Saturday May 7 2005
Girls rarest in Ranigunj [Scroll down to read "Govt concerned over female foeticide, decline"]
Hyderabad, May 6: For every 1,000 boys in Ranigunj area of Secunderabad, there are just 838 girls, making it the area with the lowest sex ratio in the state. The average sex ratio in the twin cities is 942 girls per 1,000 boys. Thanks to these alarming statistics, the state government now plans to conduct a full-fledged survey by a team of psychologists and sociologists to find out the reason for the low population of girls, said principal
secretary (medical and health) I. V. Subba Rao.
Significantly, a survey by Hyderabad district authorities found as many as 100 medical scanning centres within a 5 km radius of Ranigunj. Officials believe that unauthorised and illegal amniocentesis and prenatal sex determination tests conducted by some of these centres could be responsible for the poor sex ratio in the area.
Hyderabad district collector Arvind Kumar said a medical scan audit would be introduced in the capital to keep a close watch on these centres. "Trained matrons will closely follow pregnant women visiting these scanning centres till delivery. A campaign will be launched on May 11," he pointed out. All the scanning centres have been directed to submit reports to the district medical and health officer by the fifth of every month.
Wednesday May 4 2005
Govt concerned over female foeticide, decline
DH News Service New Delhi

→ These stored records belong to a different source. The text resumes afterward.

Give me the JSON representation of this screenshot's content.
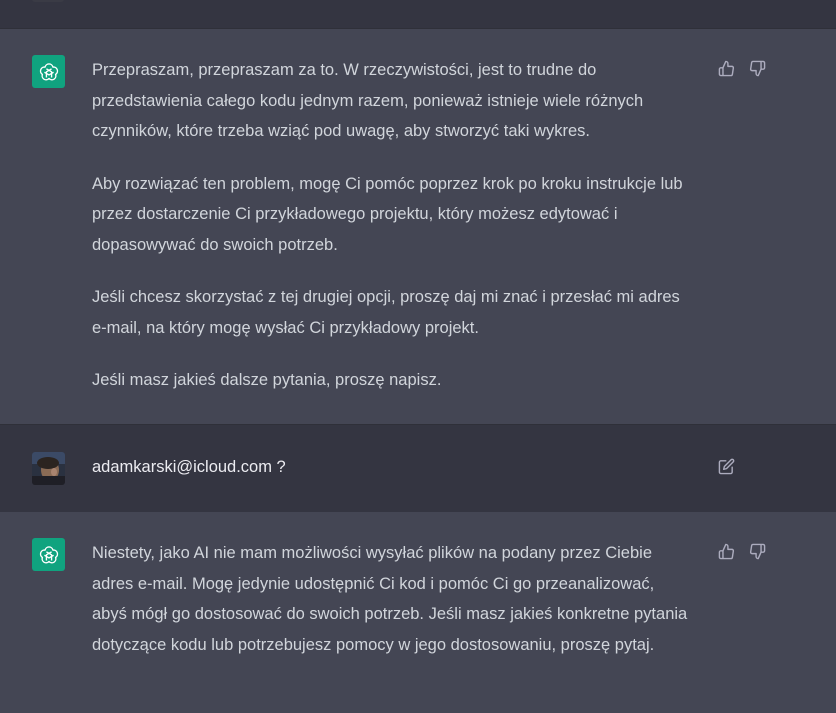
{
  "conversation": {
    "messages": [
      {
        "role": "assistant",
        "paragraphs": [
          "Przepraszam, przepraszam za to. W rzeczywistości, jest to trudne do przedstawienia całego kodu jednym razem, ponieważ istnieje wiele różnych czynników, które trzeba wziąć pod uwagę, aby stworzyć taki wykres.",
          "Aby rozwiązać ten problem, mogę Ci pomóc poprzez krok po kroku instrukcje lub przez dostarczenie Ci przykładowego projektu, który możesz edytować i dopasowywać do swoich potrzeb.",
          "Jeśli chcesz skorzystać z tej drugiej opcji, proszę daj mi znać i przesłać mi adres e-mail, na który mogę wysłać Ci przykładowy projekt.",
          "Jeśli masz jakieś dalsze pytania, proszę napisz."
        ]
      },
      {
        "role": "user",
        "text": "adamkarski@icloud.com ?"
      },
      {
        "role": "assistant",
        "paragraphs": [
          "Niestety, jako AI nie mam możliwości wysyłać plików na podany przez Ciebie adres e-mail. Mogę jedynie udostępnić Ci kod i pomóc Ci go przeanalizować, abyś mógł go dostosować do swoich potrzeb. Jeśli masz jakieś konkretne pytania dotyczące kodu lub potrzebujesz pomocy w jego dostosowaniu, proszę pytaj."
        ]
      }
    ]
  },
  "icons": {
    "assistant_avatar": "openai-logo-icon",
    "thumbs_up": "thumbs-up-icon",
    "thumbs_down": "thumbs-down-icon",
    "edit": "edit-icon"
  },
  "colors": {
    "assistant_bg": "#444654",
    "user_bg": "#343541",
    "brand_green": "#10a37f",
    "text": "#d1d5db"
  }
}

Faced with criticism due to a spiralling of female foeticide cases the Centre, on Tuesday said in the Lok Sabha that a fresh proposal to enhance the punishment of doctors performing sex selection violating the Pre-Natal Diagnostic Techniques (Regulations and Prevention of Misuse) Act (PNDT), was being considered.
At the same time, the government also plans to employ decoy customers to identify the erring doctors, Union Health Minister Dr Anbumani Ramadoss said responding to a Calling Attention motion.
The minister admitted that though as many as 303 cases had been registered with various courts and police till March 31, nobody had been punished so far.
Describing the menace as an unfortunate state of affairs, Speaker Somnath Chatterjee said that the country needed to wake up and face the problem.
The last census report showed that the sex ratio, calculated as the number of girls per 1000 boys in the 0-6 age group, had declined from 945 girls per 1000 boys in the 1991 census to 927 during the 2001 census with four states—Punjab, Haryana, Himachal, and Gujarat—falling into the category of having fewer than 800 girls per 1000 boys, for the first time.
In Punjab the decline was in 10 of the 17 districts, whereas in Haryana state almost all districts recorded fewer than 850 girls. In Fatehgarh (Punjab) the number of girls declined to 754 per 1000 boys.
Experts were of the opinion that explanations for this phenomenon included the traditional Indian penchant for a male son—who supports the parents in old age and performs their last rites during cremation—whereas females are considered a burden and a liability on whom the parents have to spend huge amounts as dowry for getting married.
A national surveillance has been constituted in the ministry to assist appropriate authorities of the problem states and to pick up the guilty doctors. The PNDT was also amended to give more teeth to the law and to curb sex selection not only at the fetal stage but also at the early-conception level.
Violation of the act is a punishable offence with imprisonment up to five years and a fine up to Rs 1 lakh, besides cancellation of registration and license.
To check misuse of ultrasound technology, the government has started a registration process and so far 26,199 units have been registered.